Working as a volunteer dentist is a truly unique experience. Not only are your professional skills used to help children who are desperately in need of dental care, but at the same time, you are in Jerusalem only steps away from thousands of years of history and beliefs.
Scott Dubowsky, a local dentist practicing in Bayonne, NJ, was one such volunteer this past summer. He spent a week working at the DVI (Dental Volunteers for Israel) clinic
Started by the late Trudi Birger, a Holocaust survivor, in 1980. The DVI clinic sees over 12,000 patient visits a year for children between the ages of 5 and 18 years of age. The clinic is non sectarian and sees a mix of all of the different nationalities that make up the population. In a given day there will be Palestinian, Eithiopian, Russian, or ultra-orthodox Jewish kids in the clinic.
Half of Jerusalem’s population of 800,000 is under the age of 18 and half of these children live under the poverty line. In Israel medical care is taken care of by a national plan, but dental care is not generally available for these groups. The DVI clinic is often these children’s only chance for dental care.
The volunteer dentists work under the auspices of a small and dedicated professional team led by clinic director Moti Moskowitz who is a pediatric dentist. DVI volunteer dentists are the only foreign health care providers able to provide direct care to Israeli patients.
After submitting their credentials, dentists can choose to work in the clinic from 1 to 3 weeks. The clinic operates five days a week from 8 AM until around 1 PM. After that the volunteer dentists have free time to see all of the wonderful sights.

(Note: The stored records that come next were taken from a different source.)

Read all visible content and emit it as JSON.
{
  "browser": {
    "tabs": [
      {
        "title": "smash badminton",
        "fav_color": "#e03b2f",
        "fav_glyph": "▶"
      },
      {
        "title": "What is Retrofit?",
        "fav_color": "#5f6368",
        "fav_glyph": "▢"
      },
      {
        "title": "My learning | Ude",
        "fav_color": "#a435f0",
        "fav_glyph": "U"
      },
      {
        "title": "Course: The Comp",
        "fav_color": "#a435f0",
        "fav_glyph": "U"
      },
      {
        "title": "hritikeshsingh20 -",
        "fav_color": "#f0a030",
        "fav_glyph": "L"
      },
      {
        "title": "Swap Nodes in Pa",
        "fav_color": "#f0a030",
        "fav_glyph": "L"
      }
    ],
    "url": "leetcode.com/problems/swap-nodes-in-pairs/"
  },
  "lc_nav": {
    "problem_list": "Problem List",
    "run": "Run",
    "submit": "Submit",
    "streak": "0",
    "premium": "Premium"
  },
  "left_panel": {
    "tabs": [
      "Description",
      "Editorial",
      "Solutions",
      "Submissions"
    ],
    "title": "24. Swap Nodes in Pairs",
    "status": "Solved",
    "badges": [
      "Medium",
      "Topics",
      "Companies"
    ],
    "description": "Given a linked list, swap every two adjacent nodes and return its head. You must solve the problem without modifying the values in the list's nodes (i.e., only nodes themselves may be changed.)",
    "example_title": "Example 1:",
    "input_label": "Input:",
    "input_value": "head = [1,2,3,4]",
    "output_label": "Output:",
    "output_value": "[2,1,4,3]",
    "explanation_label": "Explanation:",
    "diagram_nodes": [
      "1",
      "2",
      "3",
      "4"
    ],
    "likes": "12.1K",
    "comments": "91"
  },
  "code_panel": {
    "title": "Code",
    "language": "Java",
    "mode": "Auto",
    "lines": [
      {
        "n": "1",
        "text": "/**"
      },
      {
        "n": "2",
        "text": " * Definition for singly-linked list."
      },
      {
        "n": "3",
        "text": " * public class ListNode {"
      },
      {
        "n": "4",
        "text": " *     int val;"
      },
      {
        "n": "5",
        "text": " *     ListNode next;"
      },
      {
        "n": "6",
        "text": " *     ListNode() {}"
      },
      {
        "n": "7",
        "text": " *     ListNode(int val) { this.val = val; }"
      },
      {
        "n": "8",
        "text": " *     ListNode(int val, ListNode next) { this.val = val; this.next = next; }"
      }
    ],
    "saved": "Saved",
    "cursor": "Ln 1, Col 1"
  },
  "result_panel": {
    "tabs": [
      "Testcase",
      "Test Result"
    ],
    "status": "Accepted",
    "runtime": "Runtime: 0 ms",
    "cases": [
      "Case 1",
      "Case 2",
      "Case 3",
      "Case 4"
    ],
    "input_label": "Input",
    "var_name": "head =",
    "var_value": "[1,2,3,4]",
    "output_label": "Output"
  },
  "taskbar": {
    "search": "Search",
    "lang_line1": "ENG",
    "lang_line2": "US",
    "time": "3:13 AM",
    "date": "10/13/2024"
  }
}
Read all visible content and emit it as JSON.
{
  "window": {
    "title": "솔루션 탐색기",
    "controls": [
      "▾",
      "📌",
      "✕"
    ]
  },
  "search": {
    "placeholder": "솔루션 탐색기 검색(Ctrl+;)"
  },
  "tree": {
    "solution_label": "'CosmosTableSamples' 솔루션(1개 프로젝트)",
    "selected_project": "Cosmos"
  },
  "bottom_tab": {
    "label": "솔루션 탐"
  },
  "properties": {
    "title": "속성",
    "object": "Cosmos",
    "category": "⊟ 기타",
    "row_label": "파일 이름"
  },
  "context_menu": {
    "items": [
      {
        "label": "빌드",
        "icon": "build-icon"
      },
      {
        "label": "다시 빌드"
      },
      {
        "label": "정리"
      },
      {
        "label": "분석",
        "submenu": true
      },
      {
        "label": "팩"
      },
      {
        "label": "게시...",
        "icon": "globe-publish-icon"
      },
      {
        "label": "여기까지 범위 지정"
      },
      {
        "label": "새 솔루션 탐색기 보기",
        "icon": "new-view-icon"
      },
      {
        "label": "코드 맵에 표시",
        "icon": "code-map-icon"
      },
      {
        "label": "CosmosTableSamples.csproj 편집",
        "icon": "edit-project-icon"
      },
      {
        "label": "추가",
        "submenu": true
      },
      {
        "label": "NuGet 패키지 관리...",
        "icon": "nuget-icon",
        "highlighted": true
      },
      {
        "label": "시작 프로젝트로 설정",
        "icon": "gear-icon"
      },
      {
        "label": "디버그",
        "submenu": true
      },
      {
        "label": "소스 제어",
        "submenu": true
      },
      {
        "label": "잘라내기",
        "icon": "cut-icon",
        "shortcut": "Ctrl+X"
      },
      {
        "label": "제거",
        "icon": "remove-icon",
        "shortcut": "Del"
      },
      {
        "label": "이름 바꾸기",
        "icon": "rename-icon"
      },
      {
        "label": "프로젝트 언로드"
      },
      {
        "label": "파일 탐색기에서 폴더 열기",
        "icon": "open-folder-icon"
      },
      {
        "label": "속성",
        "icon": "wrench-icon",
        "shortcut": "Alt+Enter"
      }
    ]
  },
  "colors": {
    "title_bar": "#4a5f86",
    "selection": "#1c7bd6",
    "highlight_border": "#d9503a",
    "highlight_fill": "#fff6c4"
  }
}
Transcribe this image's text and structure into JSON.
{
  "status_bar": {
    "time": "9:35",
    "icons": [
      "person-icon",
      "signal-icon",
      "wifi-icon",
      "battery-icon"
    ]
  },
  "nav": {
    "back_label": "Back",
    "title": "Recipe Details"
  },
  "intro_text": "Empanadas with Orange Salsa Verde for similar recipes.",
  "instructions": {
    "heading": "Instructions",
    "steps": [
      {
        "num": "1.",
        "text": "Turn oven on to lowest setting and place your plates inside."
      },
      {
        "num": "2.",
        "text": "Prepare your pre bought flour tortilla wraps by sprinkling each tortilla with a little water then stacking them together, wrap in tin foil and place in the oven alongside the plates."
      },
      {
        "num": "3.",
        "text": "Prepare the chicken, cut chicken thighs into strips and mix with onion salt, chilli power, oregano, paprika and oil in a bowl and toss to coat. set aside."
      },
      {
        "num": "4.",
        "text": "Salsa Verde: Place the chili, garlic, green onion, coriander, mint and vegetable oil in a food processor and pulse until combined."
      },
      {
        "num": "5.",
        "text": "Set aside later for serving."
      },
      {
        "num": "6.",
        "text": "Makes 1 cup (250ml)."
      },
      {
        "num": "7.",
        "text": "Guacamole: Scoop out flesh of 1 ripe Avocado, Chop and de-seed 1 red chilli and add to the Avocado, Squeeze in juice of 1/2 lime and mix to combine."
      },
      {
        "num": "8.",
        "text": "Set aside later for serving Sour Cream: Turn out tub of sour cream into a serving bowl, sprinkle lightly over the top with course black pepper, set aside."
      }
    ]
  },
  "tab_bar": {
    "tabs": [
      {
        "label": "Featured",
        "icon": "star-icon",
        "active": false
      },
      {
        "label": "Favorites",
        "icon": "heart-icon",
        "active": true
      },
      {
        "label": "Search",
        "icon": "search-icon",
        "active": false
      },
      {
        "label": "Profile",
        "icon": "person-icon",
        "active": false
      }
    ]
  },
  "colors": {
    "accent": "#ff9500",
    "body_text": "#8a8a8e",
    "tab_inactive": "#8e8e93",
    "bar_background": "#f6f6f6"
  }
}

Dr. Dubowsky was able to take care of up to 12 children each day and what he saw were dental problems that are much worse than those seen in most US offices. In fact, for these children, dental disease was often their most pressing health care issue. He did find the experience most rewarding and is planning to return to Israel and the DVI clinic.